(Page and application data records)
━━━━━━━━━━
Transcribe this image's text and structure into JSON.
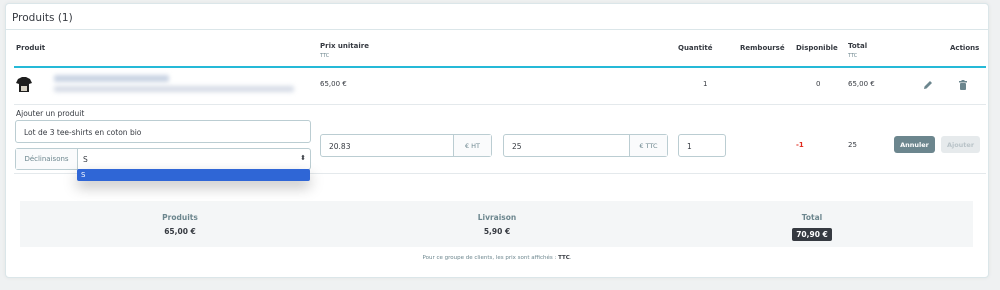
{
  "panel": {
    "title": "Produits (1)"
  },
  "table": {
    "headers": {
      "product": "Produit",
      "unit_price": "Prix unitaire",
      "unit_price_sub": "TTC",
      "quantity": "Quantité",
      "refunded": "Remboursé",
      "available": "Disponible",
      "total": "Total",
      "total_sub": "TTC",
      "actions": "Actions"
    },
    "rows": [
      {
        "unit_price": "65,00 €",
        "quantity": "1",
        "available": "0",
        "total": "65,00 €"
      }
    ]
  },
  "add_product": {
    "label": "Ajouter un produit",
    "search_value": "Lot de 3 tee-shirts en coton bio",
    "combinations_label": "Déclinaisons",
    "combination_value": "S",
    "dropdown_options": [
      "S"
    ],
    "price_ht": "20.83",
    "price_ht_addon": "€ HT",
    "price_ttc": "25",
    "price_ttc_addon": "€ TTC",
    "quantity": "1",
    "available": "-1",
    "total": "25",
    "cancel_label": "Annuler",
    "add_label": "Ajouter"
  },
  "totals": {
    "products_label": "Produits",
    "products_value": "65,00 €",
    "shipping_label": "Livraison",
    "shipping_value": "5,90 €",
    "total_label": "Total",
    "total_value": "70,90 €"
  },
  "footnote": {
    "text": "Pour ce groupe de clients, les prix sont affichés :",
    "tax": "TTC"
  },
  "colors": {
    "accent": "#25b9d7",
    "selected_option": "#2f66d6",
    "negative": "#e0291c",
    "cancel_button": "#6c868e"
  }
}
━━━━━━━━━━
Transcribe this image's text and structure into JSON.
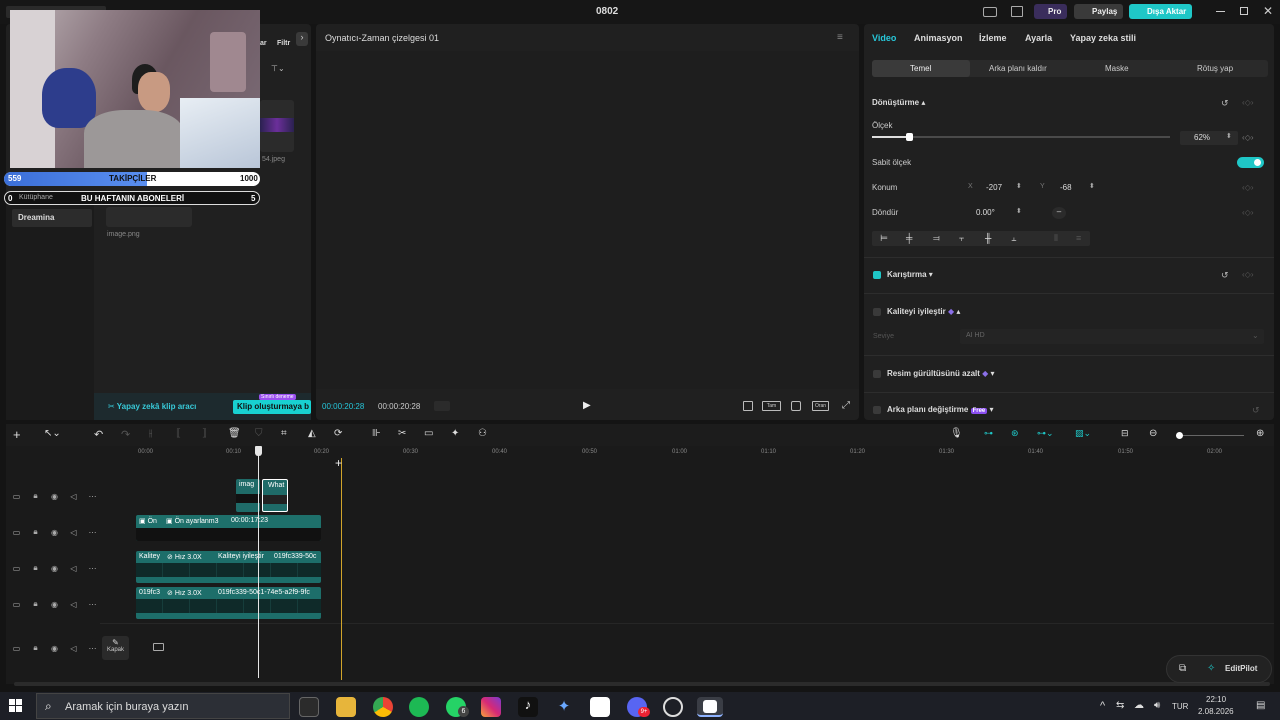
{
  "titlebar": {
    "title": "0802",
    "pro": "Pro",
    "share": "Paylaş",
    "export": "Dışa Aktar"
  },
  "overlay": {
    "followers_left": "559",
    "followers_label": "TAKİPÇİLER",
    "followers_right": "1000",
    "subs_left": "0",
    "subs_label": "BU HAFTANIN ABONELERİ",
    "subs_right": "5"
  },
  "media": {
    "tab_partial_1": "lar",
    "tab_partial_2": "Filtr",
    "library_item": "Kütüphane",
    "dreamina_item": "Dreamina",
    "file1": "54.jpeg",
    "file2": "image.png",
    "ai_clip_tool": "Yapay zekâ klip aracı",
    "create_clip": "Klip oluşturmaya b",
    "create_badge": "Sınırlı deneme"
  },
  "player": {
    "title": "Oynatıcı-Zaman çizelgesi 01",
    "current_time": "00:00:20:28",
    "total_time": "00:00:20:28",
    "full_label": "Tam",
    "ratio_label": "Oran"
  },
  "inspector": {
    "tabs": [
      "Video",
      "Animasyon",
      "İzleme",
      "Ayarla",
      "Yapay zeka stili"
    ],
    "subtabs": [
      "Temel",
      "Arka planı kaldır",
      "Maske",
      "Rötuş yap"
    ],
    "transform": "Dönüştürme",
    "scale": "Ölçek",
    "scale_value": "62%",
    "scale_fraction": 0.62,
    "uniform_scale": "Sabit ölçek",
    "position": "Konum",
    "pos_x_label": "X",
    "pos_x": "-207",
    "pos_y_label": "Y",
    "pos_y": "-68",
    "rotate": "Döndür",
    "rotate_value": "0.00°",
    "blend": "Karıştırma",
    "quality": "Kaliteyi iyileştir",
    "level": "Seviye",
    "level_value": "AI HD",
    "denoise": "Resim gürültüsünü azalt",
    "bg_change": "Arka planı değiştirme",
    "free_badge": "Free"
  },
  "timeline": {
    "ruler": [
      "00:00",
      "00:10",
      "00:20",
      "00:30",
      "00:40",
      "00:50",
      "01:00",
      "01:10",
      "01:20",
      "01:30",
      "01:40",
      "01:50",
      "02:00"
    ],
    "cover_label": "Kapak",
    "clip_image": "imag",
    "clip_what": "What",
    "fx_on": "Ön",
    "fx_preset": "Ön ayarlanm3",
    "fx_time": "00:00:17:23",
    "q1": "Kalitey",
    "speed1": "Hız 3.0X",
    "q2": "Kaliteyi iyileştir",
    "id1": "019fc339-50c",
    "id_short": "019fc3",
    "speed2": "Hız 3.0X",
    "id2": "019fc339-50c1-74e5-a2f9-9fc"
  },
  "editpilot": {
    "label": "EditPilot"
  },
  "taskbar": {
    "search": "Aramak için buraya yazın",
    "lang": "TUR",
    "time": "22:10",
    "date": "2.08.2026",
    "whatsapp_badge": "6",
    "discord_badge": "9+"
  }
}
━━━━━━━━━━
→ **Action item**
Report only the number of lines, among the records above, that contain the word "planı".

→ **Solved problem**
2